Department: Department of Media Studies
Office location and address
115 Ruppel DrCharlottesville, Virginia 22904
In this class, students will learn to critically reflect on one's own situation and perspective in relations to one's expanding knowledge of other human experiences, seeking to cultivate a framework for informed reflection on human diversity and social complexity while developing empathy as a foundation for democratic citizenship.
In this class students will learn to reflect upon and evaluate human conduct and character, consider the ethical components of individual and collective behaviors, and engage in the articulation of ethical questions and moral deliberation.
This course is a survey introduction to the complex and increasingly pervasive impact of mass media in the U.S. and around the world. It provides a foundation for helping you to understand how mass media -- as a business, as well as a set of texts -- operates. The course also explores contextual issues -- how media texts and businesses are received by audiences and by regulatory bodies.
Video gaming is the fastest growing form of media: Americans spend twice as much on gaming as on recorded music and it is estimated that young men average over 670 hours a year playing video games. Yet we know relatively little about the broader social and political impact of this new medium. This class will sample the existing literature and explore ways of understanding the political implications (broadly defined) of gaming.
This course examines media coverage of American wars from World War I to the present. Study of the evolution in media coverage of war provides an ideal vantage point for understanding the changing nature of warfare in the 20th and 21st centuries, war's impact on American society, and the ways in which political elites have attempted to mobilize public support for foreign conflicts. Prerequisite: MDST 2000 or instructor permission.
Writing of a thesis or production or a project with appropriately researched documentation, under the supervision of the faculty DMP thesis readers or project supervisor.

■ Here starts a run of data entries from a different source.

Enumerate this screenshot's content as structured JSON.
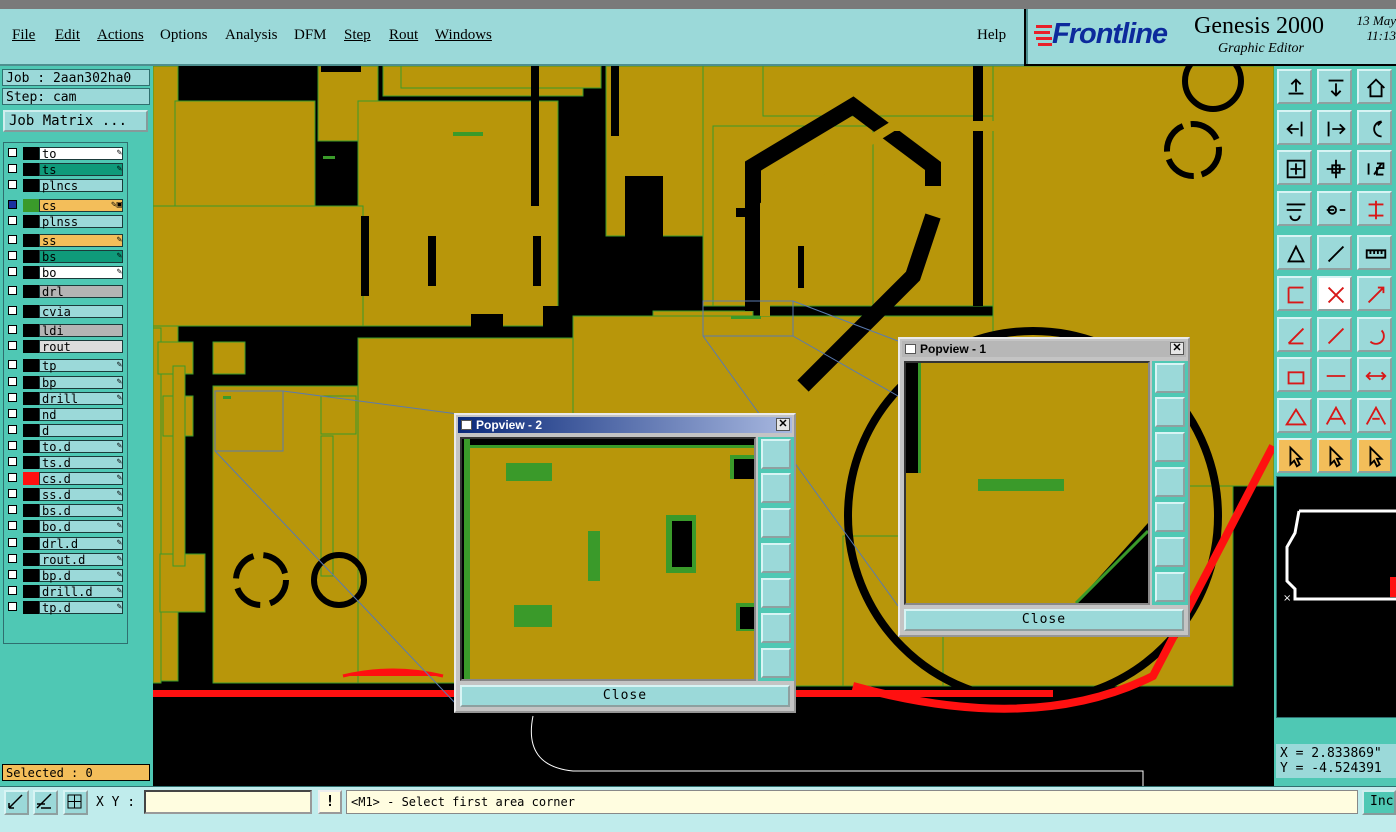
{
  "menubar": {
    "items": [
      "File",
      "Edit",
      "Actions",
      "Options",
      "Analysis",
      "DFM",
      "Step",
      "Rout",
      "Windows"
    ],
    "help": "Help"
  },
  "brand": {
    "logo": "Frontline",
    "product": "Genesis 2000",
    "subtitle": "Graphic Editor",
    "date": "13 May",
    "time": "11:13"
  },
  "left": {
    "job": "Job : 2aan302ha0",
    "step": "Step: cam",
    "job_matrix": "Job Matrix ...",
    "selected": "Selected : 0",
    "layers": [
      {
        "name": "to",
        "bg": "#ffffff",
        "color": "#000000",
        "mark": "✎"
      },
      {
        "name": "ts",
        "bg": "#0f9a7a",
        "color": "#000000",
        "mark": "✎"
      },
      {
        "name": "plncs",
        "bg": "#9bd9d9",
        "color": "#000000",
        "mark": ""
      },
      {
        "name": "cs",
        "bg": "#f3be5a",
        "color": "#3a9a2a",
        "mark": "✎▣",
        "on": true
      },
      {
        "name": "plnss",
        "bg": "#9bd9d9",
        "color": "#000000",
        "mark": ""
      },
      {
        "name": "ss",
        "bg": "#f3be5a",
        "color": "#000000",
        "mark": "✎"
      },
      {
        "name": "bs",
        "bg": "#0f9a7a",
        "color": "#000000",
        "mark": "✎"
      },
      {
        "name": "bo",
        "bg": "#ffffff",
        "color": "#000000",
        "mark": "✎"
      },
      {
        "name": "drl",
        "bg": "#b4b4b4",
        "color": "#000000",
        "mark": ""
      },
      {
        "name": "cvia",
        "bg": "#9bd9d9",
        "color": "#000000",
        "mark": ""
      },
      {
        "name": "ldi",
        "bg": "#b4b4b4",
        "color": "#000000",
        "mark": ""
      },
      {
        "name": "rout",
        "bg": "#dddddd",
        "color": "#000000",
        "mark": ""
      },
      {
        "name": "tp",
        "bg": "#9bd9d9",
        "color": "#000000",
        "mark": "✎"
      },
      {
        "name": "bp",
        "bg": "#9bd9d9",
        "color": "#000000",
        "mark": "✎"
      },
      {
        "name": "drill",
        "bg": "#9bd9d9",
        "color": "#000000",
        "mark": "✎"
      },
      {
        "name": "nd",
        "bg": "#9bd9d9",
        "color": "#000000",
        "mark": ""
      },
      {
        "name": "d",
        "bg": "#9bd9d9",
        "color": "#000000",
        "mark": ""
      },
      {
        "name": "to.d",
        "bg": "#9bd9d9",
        "color": "#000000",
        "mark": "✎"
      },
      {
        "name": "ts.d",
        "bg": "#9bd9d9",
        "color": "#000000",
        "mark": "✎"
      },
      {
        "name": "cs.d",
        "bg": "#9bd9d9",
        "color": "#ff1010",
        "mark": "✎"
      },
      {
        "name": "ss.d",
        "bg": "#9bd9d9",
        "color": "#000000",
        "mark": "✎"
      },
      {
        "name": "bs.d",
        "bg": "#9bd9d9",
        "color": "#000000",
        "mark": "✎"
      },
      {
        "name": "bo.d",
        "bg": "#9bd9d9",
        "color": "#000000",
        "mark": "✎"
      },
      {
        "name": "drl.d",
        "bg": "#9bd9d9",
        "color": "#000000",
        "mark": "✎"
      },
      {
        "name": "rout.d",
        "bg": "#9bd9d9",
        "color": "#000000",
        "mark": "✎"
      },
      {
        "name": "bp.d",
        "bg": "#9bd9d9",
        "color": "#000000",
        "mark": "✎"
      },
      {
        "name": "drill.d",
        "bg": "#9bd9d9",
        "color": "#000000",
        "mark": "✎"
      },
      {
        "name": "tp.d",
        "bg": "#9bd9d9",
        "color": "#000000",
        "mark": "✎"
      }
    ]
  },
  "popview1": {
    "title": "Popview - 1",
    "close": "Close"
  },
  "popview2": {
    "title": "Popview - 2",
    "close": "Close"
  },
  "coords": {
    "x": "X = 2.833869\"",
    "y": "Y = -4.524391"
  },
  "bottom": {
    "xy_label": "X Y :",
    "xy_value": "",
    "warn": "!",
    "message": "<M1> - Select first area corner",
    "inc": "Inc"
  },
  "colors": {
    "copper": "#b8960a",
    "outline": "#3a9a2a",
    "route": "#ff1010",
    "panel": "#4fc8b4",
    "light": "#9bd9d9"
  }
}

A single semester of independent study under faculty supervision for MA or PhD students doing intensive research on a subject not covered in available courses. Requires approval by a Media Studies faculty member who has agreed to supervise a guided course of reading and research.